I’ve been in New Orleans for almost 48 hours now and found a bit of time for this quick update. Overall, the city is a lively place with an almost palpable atmosphere I would describe as that warm fuzzy feeling you’re having a good time surrounded by people who know how to enjoy life. Maybe this is what people mean when they talk about Southern hospitality. People here are friendly and never seem to be in a rush (except maybe the tourists).
For some background information, the reason I’m in New Orleans is to attend the 14th Annual Community Food Security Conference. I’m helping to represent the Toronto Youth Food Policy Council in leading a workshop on Monday afternoon on “Engaging Youth Within the Food Policy Framework.” While much of the time so far has been taken up with the conference, I did have some time to explore the town after I got in Friday night and a bit on Saturday afternoon.
For the most part, food, beverage, and jazz have been the dominating themes of the past little while. In fact, as I’m writing this, there is a marching band walking down Canal St (one of the main streets in New Orleans).
In regards to food, Southern food is full of rich, fried, morsels of tasty goodness. Some of the interesting things I’ve had while here is blackened alligator, gumbo, red beans and rice, crab cakes, Rockefeller oysters, cochon au lait , and biegnets. Things I have yet to try are jambalaya, crawfish, crabs and po boy sandwiches. Yes, eating and food is a passion of mine and I’m glad my metabolism still allows me to enjoy all of this without too many ill effects. Pictures, descriptions, and tasting notes coming soon. Food here seems to be more expensive than other cities (ex. a street dog cost around $5 or $6 from the French Quarter).
In regards to drinking, Friday night was by far one of the wildest nights I’ve had in a while. We started off with a local beer Abita www.abita.com. I tried one of their “harvest” beers, a Sasuma Belgium Wit, which features local Louisiana ingredients. It was surprisingly tasty. An interesting side note is that it appears to be the case that open beverages are allowed and openly consumed while wandering the streets.
One of the more interesting things we tried to liven things up was a local cocktail named “The Hand Grenade”. It comes in a special plastic cup that the Lonely Planet describes as “a mix of melon liquer, grain alcohol, rum, vodka, and God knows what else. Suffice to say, two or more will destroy you”. It was a seriously strong drink. A few other things I want to try are the chicory coffee from Cafe du Mond, and some more local beers.

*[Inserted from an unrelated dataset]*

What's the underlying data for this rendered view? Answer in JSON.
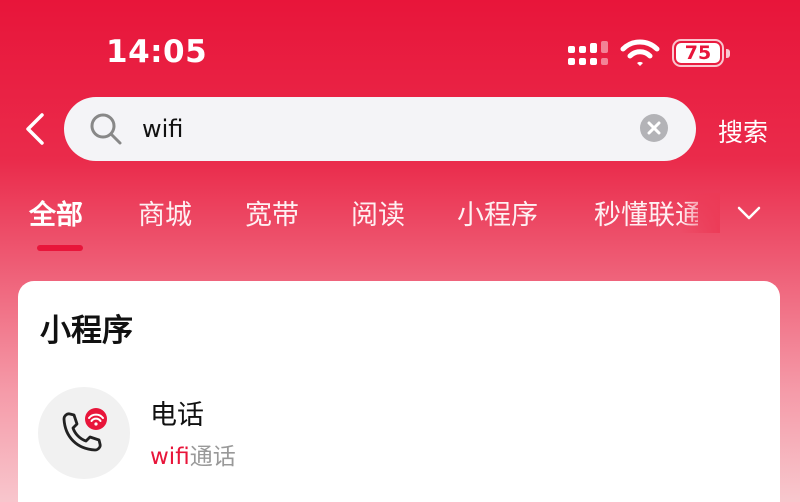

For jazz, I’d had the most excellent fortune of being in the right place at the right time (though that never is too hard for a city known for its live music culture). On Saturday, I followed my nose to Lafayette Square where a Blues fest was rocking away. Two stages were set up, and locals and tourists came prepared with their lawn chairs for an afternoon of blues music. Another very cool venue I stumbled onto was at the New Orleans Jazz National Historic Park. Free concerts happen on a regular basis, and I was lucky enough to catch the last one of the day and also the last one playing while I’m here in New Orleans and was treated to a concert by a brass jazz band. The musicians alternated between singing and playing their instruments and it was a great break from the extensive walking tour I took around the city that afternoon.
That’s about it for now. Pictures, better descriptions, and notes on the conference coming soon! Stay tuned.